Adamus lives near North Paulding High School, where the principal sent a letter over the weekend announcing a football player tested positive for the coronavirus after attending practice. The Georgia High School Association, in a memo sent last week, said it has received reports of 655 positive tests since workouts for football and other sports started on June 8.
In Mississippi, where the virus is spreading fast, 44 districts begin classes in person this week, starting Monday with the rural 1,700-student Newton County system east of Jackson. The 2,700-student Corinth district was the first traditional district to begin class in Mississippi last week. By week’s end, one Corinth High student had tested positive and a dozen or more classmates were in quarantine.
In Indiana, where schools reopened last week, a student at Greenfield-Central Junior High tested positive on the first day back to class. School Superintendent Harold Olin said the student was isolated in the school clinic, while school nurses worked to identify others who may have had close contact.
“This really does not change our plans,” Olin said. “We knew that we would have a positive case at some point in the fall. We simply did not think it would happen on Day One.”
Elsewhere in Indiana, Elwood Junior Senior High suspended in-person classes two days into the school year after at least one staffer tested positive.
One student who wasn’t starting at North Paulding on Monday was Aliyah Williams. Her mother, Erica Williams, said she is keeping the 14-year-old freshman home because two of her younger sons have cystic fibrosis and she can’t risk their being exposed. Williams said she thinks her daughter will be OK academically with online classes, which up to 30% of the district’s students have enrolled in. But she is worried about Aliyah’s inability to see her friends.
“She’s a social butterfly. That’s a big part of her personality,” Williams said.
Aliyah has been participating in color guard with the school band, but Williams said she is now “conflicted” about that too, considering the football player’s positive test.
Other Parents Have to Balance Their Job With Schooling Decisions

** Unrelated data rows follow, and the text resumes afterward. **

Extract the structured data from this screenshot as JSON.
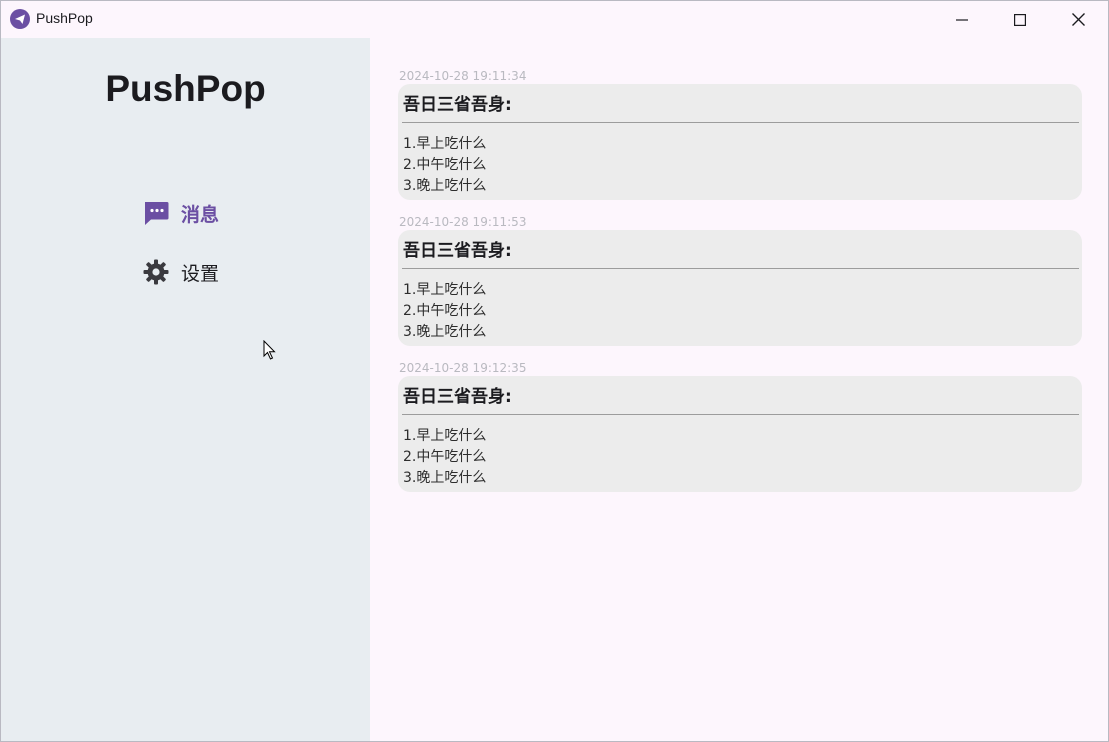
{
  "window": {
    "title": "PushPop"
  },
  "sidebar": {
    "brand": "PushPop",
    "items": [
      {
        "label": "消息",
        "icon": "chat-bubble-icon",
        "active": true
      },
      {
        "label": "设置",
        "icon": "gear-icon",
        "active": false
      }
    ]
  },
  "messages": [
    {
      "timestamp": "2024-10-28 19:11:34",
      "title": "吾日三省吾身:",
      "lines": [
        "1.早上吃什么",
        "2.中午吃什么",
        "3.晚上吃什么"
      ]
    },
    {
      "timestamp": "2024-10-28 19:11:53",
      "title": "吾日三省吾身:",
      "lines": [
        "1.早上吃什么",
        "2.中午吃什么",
        "3.晚上吃什么"
      ]
    },
    {
      "timestamp": "2024-10-28 19:12:35",
      "title": "吾日三省吾身:",
      "lines": [
        "1.早上吃什么",
        "2.中午吃什么",
        "3.晚上吃什么"
      ]
    }
  ],
  "colors": {
    "accent": "#6b4fa3",
    "sidebar_bg": "#e8edf1",
    "main_bg": "#fdf6fd",
    "card_bg": "#ececec"
  }
}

Other Paulding County parents were eager for in-person classes. Jenna Thames drove 8-year-old Brantley to his first day of third grade and 6-year-old Rhett to his first day of first grade.
Thames said that no one at her house is high-risk and that as a former teacher, she thinks her children will learn more from teachers than they did from her in the spring, which she described as a struggle.
“They’re going to actually listen to their teacher, as opposed to me. When it’s time to do sight words, it was a fight every day,” Thames said. “I absolutely trust our administration and our teachers to do what it takes to jeep them safe and keep themselves safe.”
Many teachers are uneasy, dismayed that the Paulding district refused to mandate masks or push back the start date for in-person classes, as other Atlanta-area districts have done. But with Georgia’s weak unions, there has been little organized opposition.
“I desperately want to return to face-to-face teaching, but not until it is safe,” Steven Hanft, a North Paulding High teacher, told the county school board last month.
Other parents have to balance their job with schooling decisions. Shannon Dunn has to report to her job this week as a cafeteria manager at an elementary school in Baton Rouge, Louisiana, but she has no idea what she will do when her daughter starts kindergarten with online-only instruction.
“My family works. I have no one I can take her to and say, `OK, at 12 o’clock you are going to have to start working online with her for school,’” Dunn said.
School officials have said they hope to begin in-person classes after Labor Day. But Dunn said that will not ease her mind completely.
“If I hear of the spread of COVID at the school, then I’d have to rethink it all over again,” she said.